* WORK TO COMPLETE *
Print all the records below, word for word and in full.

Entries from a dataset of interfaces:
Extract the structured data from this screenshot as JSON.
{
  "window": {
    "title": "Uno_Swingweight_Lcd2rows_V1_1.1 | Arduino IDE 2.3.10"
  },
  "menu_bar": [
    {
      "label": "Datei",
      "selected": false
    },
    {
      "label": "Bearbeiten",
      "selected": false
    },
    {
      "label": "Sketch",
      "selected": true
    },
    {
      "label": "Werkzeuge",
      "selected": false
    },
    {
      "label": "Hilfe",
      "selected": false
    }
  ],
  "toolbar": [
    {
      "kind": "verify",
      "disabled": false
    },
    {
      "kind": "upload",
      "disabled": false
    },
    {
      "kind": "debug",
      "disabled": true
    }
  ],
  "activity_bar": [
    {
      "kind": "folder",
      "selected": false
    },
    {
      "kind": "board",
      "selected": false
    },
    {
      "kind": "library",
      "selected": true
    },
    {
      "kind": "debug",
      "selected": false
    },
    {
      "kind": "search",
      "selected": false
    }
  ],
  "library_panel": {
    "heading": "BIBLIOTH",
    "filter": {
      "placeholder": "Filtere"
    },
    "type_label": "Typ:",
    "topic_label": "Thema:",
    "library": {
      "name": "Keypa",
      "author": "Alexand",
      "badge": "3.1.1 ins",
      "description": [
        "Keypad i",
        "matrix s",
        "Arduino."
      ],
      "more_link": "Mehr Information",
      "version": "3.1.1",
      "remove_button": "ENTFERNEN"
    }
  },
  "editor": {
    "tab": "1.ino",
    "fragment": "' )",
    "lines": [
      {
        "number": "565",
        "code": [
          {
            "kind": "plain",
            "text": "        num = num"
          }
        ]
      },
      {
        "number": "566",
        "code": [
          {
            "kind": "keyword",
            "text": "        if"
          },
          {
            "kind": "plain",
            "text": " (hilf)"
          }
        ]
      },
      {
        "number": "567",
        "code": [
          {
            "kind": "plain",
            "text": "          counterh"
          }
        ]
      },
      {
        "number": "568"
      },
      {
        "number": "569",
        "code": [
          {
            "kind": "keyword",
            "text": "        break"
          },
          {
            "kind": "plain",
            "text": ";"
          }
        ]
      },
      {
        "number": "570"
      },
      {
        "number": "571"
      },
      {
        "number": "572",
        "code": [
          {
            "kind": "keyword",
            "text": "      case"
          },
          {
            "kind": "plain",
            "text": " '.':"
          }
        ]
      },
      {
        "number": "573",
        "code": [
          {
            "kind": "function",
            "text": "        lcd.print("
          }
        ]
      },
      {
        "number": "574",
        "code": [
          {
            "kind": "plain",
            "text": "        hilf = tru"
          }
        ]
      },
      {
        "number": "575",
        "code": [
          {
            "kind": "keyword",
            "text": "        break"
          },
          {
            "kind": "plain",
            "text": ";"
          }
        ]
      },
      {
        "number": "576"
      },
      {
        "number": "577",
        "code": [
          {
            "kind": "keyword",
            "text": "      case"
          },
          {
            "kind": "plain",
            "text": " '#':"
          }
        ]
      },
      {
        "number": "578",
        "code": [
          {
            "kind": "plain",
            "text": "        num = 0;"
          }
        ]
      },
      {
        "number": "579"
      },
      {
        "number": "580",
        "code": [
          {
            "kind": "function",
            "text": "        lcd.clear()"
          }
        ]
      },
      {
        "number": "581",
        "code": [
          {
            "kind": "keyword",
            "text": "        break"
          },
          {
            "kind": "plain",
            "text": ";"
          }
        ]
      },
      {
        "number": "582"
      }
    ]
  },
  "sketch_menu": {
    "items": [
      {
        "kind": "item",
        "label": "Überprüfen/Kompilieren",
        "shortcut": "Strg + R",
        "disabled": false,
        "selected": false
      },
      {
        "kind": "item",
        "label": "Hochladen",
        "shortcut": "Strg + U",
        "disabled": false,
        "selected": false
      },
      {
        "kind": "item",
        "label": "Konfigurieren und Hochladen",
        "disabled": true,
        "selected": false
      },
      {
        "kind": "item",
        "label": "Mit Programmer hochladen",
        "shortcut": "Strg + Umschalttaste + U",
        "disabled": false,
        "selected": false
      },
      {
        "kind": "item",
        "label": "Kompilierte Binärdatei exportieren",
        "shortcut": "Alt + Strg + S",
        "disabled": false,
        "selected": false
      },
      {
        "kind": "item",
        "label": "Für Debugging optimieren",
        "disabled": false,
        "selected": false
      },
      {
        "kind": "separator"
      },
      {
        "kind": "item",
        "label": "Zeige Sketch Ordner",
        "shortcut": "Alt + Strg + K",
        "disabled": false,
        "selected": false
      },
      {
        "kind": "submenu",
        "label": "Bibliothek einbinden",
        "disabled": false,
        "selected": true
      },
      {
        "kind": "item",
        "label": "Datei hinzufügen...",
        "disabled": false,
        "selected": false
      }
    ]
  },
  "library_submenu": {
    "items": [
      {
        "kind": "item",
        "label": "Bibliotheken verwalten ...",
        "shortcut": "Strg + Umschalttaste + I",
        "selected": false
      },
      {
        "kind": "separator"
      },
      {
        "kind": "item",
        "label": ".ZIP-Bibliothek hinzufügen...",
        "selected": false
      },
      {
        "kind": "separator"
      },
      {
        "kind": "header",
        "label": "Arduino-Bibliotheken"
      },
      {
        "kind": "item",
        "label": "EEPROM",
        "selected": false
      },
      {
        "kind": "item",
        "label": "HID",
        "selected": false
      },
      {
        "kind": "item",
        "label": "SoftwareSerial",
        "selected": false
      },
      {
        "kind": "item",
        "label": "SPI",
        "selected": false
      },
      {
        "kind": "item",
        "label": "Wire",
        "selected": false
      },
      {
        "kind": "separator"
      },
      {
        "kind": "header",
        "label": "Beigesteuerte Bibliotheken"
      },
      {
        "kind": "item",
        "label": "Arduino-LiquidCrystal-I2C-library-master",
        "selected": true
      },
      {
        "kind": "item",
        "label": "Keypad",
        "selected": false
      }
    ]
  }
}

* RESPONSE BOX *
Extract the structured data from this screenshot as JSON.
{
  "window": {
    "title": "Uno_Swingweight_Lcd2rows_V1_1.1 | Arduino IDE 2.3.10"
  },
  "menu_bar": [
    {
      "label": "Datei",
      "selected": false
    },
    {
      "label": "Bearbeiten",
      "selected": false
    },
    {
      "label": "Sketch",
      "selected": true
    },
    {
      "label": "Werkzeuge",
      "selected": false
    },
    {
      "label": "Hilfe",
      "selected": false
    }
  ],
  "toolbar": [
    {
      "kind": "verify",
      "disabled": false
    },
    {
      "kind": "upload",
      "disabled": false
    },
    {
      "kind": "debug",
      "disabled": true
    }
  ],
  "activity_bar": [
    {
      "kind": "folder",
      "selected": false
    },
    {
      "kind": "board",
      "selected": false
    },
    {
      "kind": "library",
      "selected": true
    },
    {
      "kind": "debug",
      "selected": false
    },
    {
      "kind": "search",
      "selected": false
    }
  ],
  "library_panel": {
    "heading": "BIBLIOTH",
    "filter": {
      "placeholder": "Filtere"
    },
    "type_label": "Typ:",
    "topic_label": "Thema:",
    "library": {
      "name": "Keypa",
      "author": "Alexand",
      "badge": "3.1.1 ins",
      "description": [
        "Keypad i",
        "matrix s",
        "Arduino."
      ],
      "more_link": "Mehr Information",
      "version": "3.1.1",
      "remove_button": "ENTFERNEN"
    }
  },
  "editor": {
    "tab": "1.ino",
    "fragment": "' )",
    "lines": [
      {
        "number": "565",
        "code": [
          {
            "kind": "plain",
            "text": "        num = num"
          }
        ]
      },
      {
        "number": "566",
        "code": [
          {
            "kind": "keyword",
            "text": "        if"
          },
          {
            "kind": "plain",
            "text": " (hilf)"
          }
        ]
      },
      {
        "number": "567",
        "code": [
          {
            "kind": "plain",
            "text": "          counterh"
          }
        ]
      },
      {
        "number": "568"
      },
      {
        "number": "569",
        "code": [
          {
            "kind": "keyword",
            "text": "        break"
          },
          {
            "kind": "plain",
            "text": ";"
          }
        ]
      },
      {
        "number": "570"
      },
      {
        "number": "571"
      },
      {
        "number": "572",
        "code": [
          {
            "kind": "keyword",
            "text": "      case"
          },
          {
            "kind": "plain",
            "text": " '.':"
          }
        ]
      },
      {
        "number": "573",
        "code": [
          {
            "kind": "function",
            "text": "        lcd.print("
          }
        ]
      },
      {
        "number": "574",
        "code": [
          {
            "kind": "plain",
            "text": "        hilf = tru"
          }
        ]
      },
      {
        "number": "575",
        "code": [
          {
            "kind": "keyword",
            "text": "        break"
          },
          {
            "kind": "plain",
            "text": ";"
          }
        ]
      },
      {
        "number": "576"
      },
      {
        "number": "577",
        "code": [
          {
            "kind": "keyword",
            "text": "      case"
          },
          {
            "kind": "plain",
            "text": " '#':"
          }
        ]
      },
      {
        "number": "578",
        "code": [
          {
            "kind": "plain",
            "text": "        num = 0;"
          }
        ]
      },
      {
        "number": "579"
      },
      {
        "number": "580",
        "code": [
          {
            "kind": "function",
            "text": "        lcd.clear()"
          }
        ]
      },
      {
        "number": "581",
        "code": [
          {
            "kind": "keyword",
            "text": "        break"
          },
          {
            "kind": "plain",
            "text": ";"
          }
        ]
      },
      {
        "number": "582"
      }
    ]
  },
  "sketch_menu": {
    "items": [
      {
        "kind": "item",
        "label": "Überprüfen/Kompilieren",
        "shortcut": "Strg + R",
        "disabled": false,
        "selected": false
      },
      {
        "kind": "item",
        "label": "Hochladen",
        "shortcut": "Strg + U",
        "disabled": false,
        "selected": false
      },
      {
        "kind": "item",
        "label": "Konfigurieren und Hochladen",
        "disabled": true,
        "selected": false
      },
      {
        "kind": "item",
        "label": "Mit Programmer hochladen",
        "shortcut": "Strg + Umschalttaste + U",
        "disabled": false,
        "selected": false
      },
      {
        "kind": "item",
        "label": "Kompilierte Binärdatei exportieren",
        "shortcut": "Alt + Strg + S",
        "disabled": false,
        "selected": false
      },
      {
        "kind": "item",
        "label": "Für Debugging optimieren",
        "disabled": false,
        "selected": false
      },
      {
        "kind": "separator"
      },
      {
        "kind": "item",
        "label": "Zeige Sketch Ordner",
        "shortcut": "Alt + Strg + K",
        "disabled": false,
        "selected": false
      },
      {
        "kind": "submenu",
        "label": "Bibliothek einbinden",
        "disabled": false,
        "selected": true
      },
      {
        "kind": "item",
        "label": "Datei hinzufügen...",
        "disabled": false,
        "selected": false
      }
    ]
  },
  "library_submenu": {
    "items": [
      {
        "kind": "item",
        "label": "Bibliotheken verwalten ...",
        "shortcut": "Strg + Umschalttaste + I",
        "selected": false
      },
      {
        "kind": "separator"
      },
      {
        "kind": "item",
        "label": ".ZIP-Bibliothek hinzufügen...",
        "selected": false
      },
      {
        "kind": "separator"
      },
      {
        "kind": "header",
        "label": "Arduino-Bibliotheken"
      },
      {
        "kind": "item",
        "label": "EEPROM",
        "selected": false
      },
      {
        "kind": "item",
        "label": "HID",
        "selected": false
      },
      {
        "kind": "item",
        "label": "SoftwareSerial",
        "selected": false
      },
      {
        "kind": "item",
        "label": "SPI",
        "selected": false
      },
      {
        "kind": "item",
        "label": "Wire",
        "selected": false
      },
      {
        "kind": "separator"
      },
      {
        "kind": "header",
        "label": "Beigesteuerte Bibliotheken"
      },
      {
        "kind": "item",
        "label": "Arduino-LiquidCrystal-I2C-library-master",
        "selected": true
      },
      {
        "kind": "item",
        "label": "Keypad",
        "selected": false
      }
    ]
  }
}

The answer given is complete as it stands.